School of
Pharmacy

UMKC Pharmacy Students a Welcome Addition at Hannibal Free Clinic

Caring for uninsured adults since the beginning of the COVID pandemic

Before the coronavirus ever swept across the globe and became a pandemic, UMKC School of Pharmacy student Amelia Godfrey had already decided to go home to Hannibal, Missouri, to do her ambulatory care rotation at the Hannibal Free Clinic.

Having grown up in the northeast Missouri community of about 17,000 made famous by Mark Twain, she looked forward to the time when she could return and be a part of giving back to the community.

“I've been interested in doing primary care, so I was really excited to come back home for a couple of rotations and be here at the free clinic to help with those patients,” said Godfrey, who spent the month of February working in the clinic. “When COVID hit, you got to play a bigger role. There's a huge need for what they're doing right now and I've seen that in my community.”

UMKC School of Pharmacy student Amelia Godfrey talks to a patient at Hannibal Free ClinicGodfrey is one of four UMKC pharmacy students who have done month-long rotations serving at Hannibal Free Clinic since the COVID pandemic began. Haley Hurst, the clinic’s pharmacist and one of only four paid staff members, welcomed the help with open arms.

“We are mostly a volunteer clinic, run by retired nurses and office staff,” Hurst said. “A lot of them had to stop coming from March 2020 through now because of COVID and these students were really a saving grace for us. It really helped us bridge the gap because we basically lost almost all of our volunteers.”
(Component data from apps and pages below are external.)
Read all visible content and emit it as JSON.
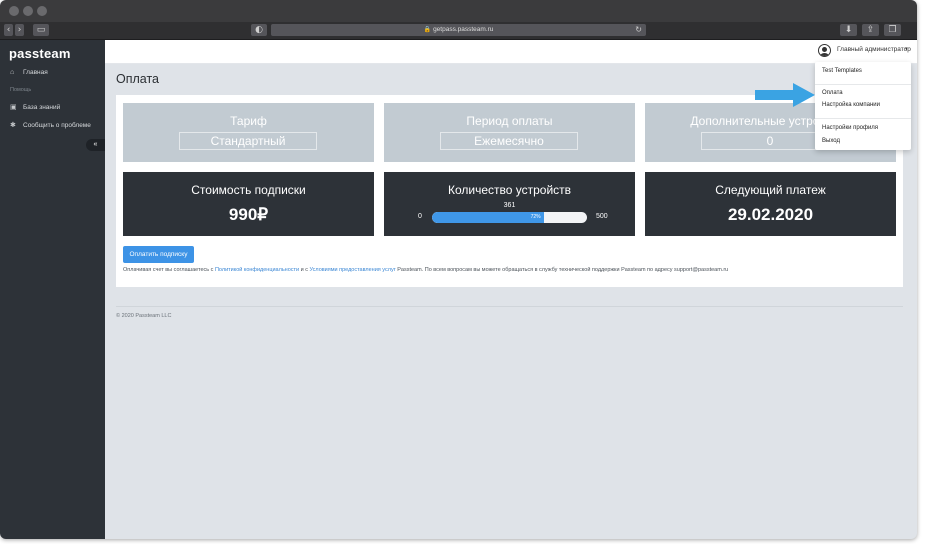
{
  "browser": {
    "url": "getpass.passteam.ru",
    "back_icon": "chevron-left-icon",
    "forward_icon": "chevron-right-icon"
  },
  "sidebar": {
    "logo": "passteam",
    "items": [
      {
        "label": "Главная",
        "icon": "home-icon"
      },
      {
        "label": "База знаний",
        "icon": "book-icon"
      },
      {
        "label": "Сообщить о проблеме",
        "icon": "bug-icon"
      }
    ],
    "section": "Помощь",
    "collapse_glyph": "«"
  },
  "header": {
    "user_name": "Главный администратор",
    "caret": "▾"
  },
  "dropdown": {
    "items": [
      "Test Templates",
      "Оплата",
      "Настройка компании",
      "Настройки профиля",
      "Выход"
    ]
  },
  "page": {
    "title": "Оплата",
    "tiles_top": [
      {
        "title": "Тариф",
        "value": "Стандартный"
      },
      {
        "title": "Период оплаты",
        "value": "Ежемесячно"
      },
      {
        "title": "Дополнительные устройства",
        "value": "0"
      }
    ],
    "subscription": {
      "title": "Стоимость подписки",
      "value": "990₽"
    },
    "devices": {
      "title": "Количество устройств",
      "current": "361",
      "min": "0",
      "max": "500",
      "percent_label": "72%",
      "fraction": 0.72
    },
    "next_payment": {
      "title": "Следующий платеж",
      "value": "29.02.2020"
    },
    "pay_button": "Оплатить подписку",
    "terms": {
      "part1": "Оплачивая счет вы соглашаетесь с ",
      "link1": "Политикой конфиденциальности",
      "part2": " и с ",
      "link2": "Условиями предоставления услуг",
      "part3": " Passteam. По всем вопросам вы можете обращаться в службу технической поддержки Passteam по адресу support@passteam.ru"
    }
  },
  "footer": {
    "copyright": "© 2020 Passteam LLC"
  },
  "colors": {
    "accent": "#3d93e6",
    "sidebar": "#2d3238",
    "tile_light": "#c2cbd2",
    "tile_dark": "#2d3238",
    "arrow": "#3aa3e3"
  }
}
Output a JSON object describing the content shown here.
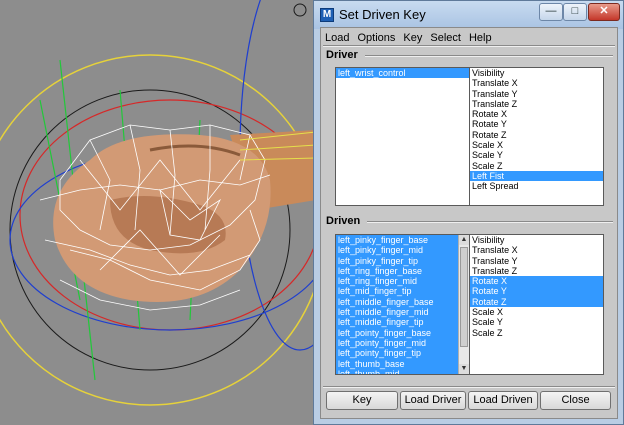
{
  "window": {
    "title": "Set Driven Key",
    "min_glyph": "—",
    "max_glyph": "□",
    "close_glyph": "✕",
    "app_glyph": "M"
  },
  "menu": [
    "Load",
    "Options",
    "Key",
    "Select",
    "Help"
  ],
  "driver": {
    "title": "Driver",
    "objects": [
      {
        "label": "left_wrist_control",
        "selected": true
      }
    ],
    "attributes": [
      {
        "label": "Visibility",
        "selected": false
      },
      {
        "label": "Translate X",
        "selected": false
      },
      {
        "label": "Translate Y",
        "selected": false
      },
      {
        "label": "Translate Z",
        "selected": false
      },
      {
        "label": "Rotate X",
        "selected": false
      },
      {
        "label": "Rotate Y",
        "selected": false
      },
      {
        "label": "Rotate Z",
        "selected": false
      },
      {
        "label": "Scale X",
        "selected": false
      },
      {
        "label": "Scale Y",
        "selected": false
      },
      {
        "label": "Scale Z",
        "selected": false
      },
      {
        "label": "Left Fist",
        "selected": true
      },
      {
        "label": "Left Spread",
        "selected": false
      }
    ]
  },
  "driven": {
    "title": "Driven",
    "objects": [
      {
        "label": "left_pinky_finger_base",
        "selected": true
      },
      {
        "label": "left_pinky_finger_mid",
        "selected": true
      },
      {
        "label": "left_pinky_finger_tip",
        "selected": true
      },
      {
        "label": "left_ring_finger_base",
        "selected": true
      },
      {
        "label": "left_ring_finger_mid",
        "selected": true
      },
      {
        "label": "left_mid_finger_tip",
        "selected": true
      },
      {
        "label": "left_middle_finger_base",
        "selected": true
      },
      {
        "label": "left_middle_finger_mid",
        "selected": true
      },
      {
        "label": "left_middle_finger_tip",
        "selected": true
      },
      {
        "label": "left_pointy_finger_base",
        "selected": true
      },
      {
        "label": "left_pointy_finger_mid",
        "selected": true
      },
      {
        "label": "left_pointy_finger_tip",
        "selected": true
      },
      {
        "label": "left_thumb_base",
        "selected": true
      },
      {
        "label": "left_thumb_mid",
        "selected": true
      }
    ],
    "attributes": [
      {
        "label": "Visibility",
        "selected": false
      },
      {
        "label": "Translate X",
        "selected": false
      },
      {
        "label": "Translate Y",
        "selected": false
      },
      {
        "label": "Translate Z",
        "selected": false
      },
      {
        "label": "Rotate X",
        "selected": true
      },
      {
        "label": "Rotate Y",
        "selected": true
      },
      {
        "label": "Rotate Z",
        "selected": true
      },
      {
        "label": "Scale X",
        "selected": false
      },
      {
        "label": "Scale Y",
        "selected": false
      },
      {
        "label": "Scale Z",
        "selected": false
      }
    ],
    "scroll_up_glyph": "▲",
    "scroll_down_glyph": "▼"
  },
  "buttons": {
    "key": "Key",
    "load_driver": "Load Driver",
    "load_driven": "Load Driven",
    "close": "Close"
  },
  "colors": {
    "selection": "#3399ff",
    "panel": "#c8c8c8",
    "frame": "#b9cde4"
  }
}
The clinic covers an area of six counties surrounding Hannibal, proving primary care services for uninsured adults from 18 to 64 years old. It serves as many as 400 patients a year with about 100 to 150 of them being part of the patient centered medical home, a program of patients who meet with Hurst and her student pharmacists for additional education and medication management.

There is a waiting list to be seen that is based on the level of need. That has only grown throughout the COVID pandemic.

Hurst meets with patients referred to the clinic to provide help with issues from diabetes, cholesterol and smoking cessation, to blood pressure issues.

“We have been so short on nursing volunteers to help with taking vitals and doing medication reconciliation for our volunteer providers,” Hurst said. “The students have been a humongous help to us.”

UMKC School of Pharmacy student Lauren Damon takes a patient's blood pressure at Hannibal Free ClincLauren Damon, a School of Pharmacy student who worked at the clinic this past August, grew up just eight miles from Hannibal in Palmyra, a small community of only about 3,500 people.

“Palmyra is such a small area that there are not a lot of ambulatory care clinics like this around,” she said. “So, it was really interesting to me to see that they have this and that they can reach all the people that really need the help.”

Since their time at the Hannibal Free Clinic, both Damon and Godfrey have also taken part in rotations at the Hannibal Regional Hospital, which have included working in the hospital’s vaccine clinic.

But they say that it was their time at the free clinic that was particularly eye-opening. Hurst smiles when sharing that both students had the opportunity to experience having to convince a patient to take their medications. Damon and Godfrey said they saw how Hurst and the staff go the extra steps to fully care for their patients.

“You can learn what medicine to give a patient for high blood pressure,” Damon said. “But asking them things that you don't think about all the time like can they afford it, do they have transportation to get their medication. You really get a sense of that here, how to look at people as a whole picture instead of just, okay, we're prescribing you this medication and send you out the door.”

Godfrey said the clinic provided her the unique opportunity to spend more time talking with her patients about their medications and needs and learning how she could better help them.

“This is a free clinic and there are all sorts of things that they connect patients to,” Godfrey said. “There are services for mental health. There are services for dentists and podiatry and all these other things that Haley and the staff are looking to connect these patients to. So now the patient is being taken care of as a whole, rather than just kind of looking at them as somebody who takes a list of medications. I've been on some pretty cool clinic rotations with some pretty cool pharmacists, but this one by far was the most impactful because they are 100 percent all in.”

Published: Mar 26, 2021
˄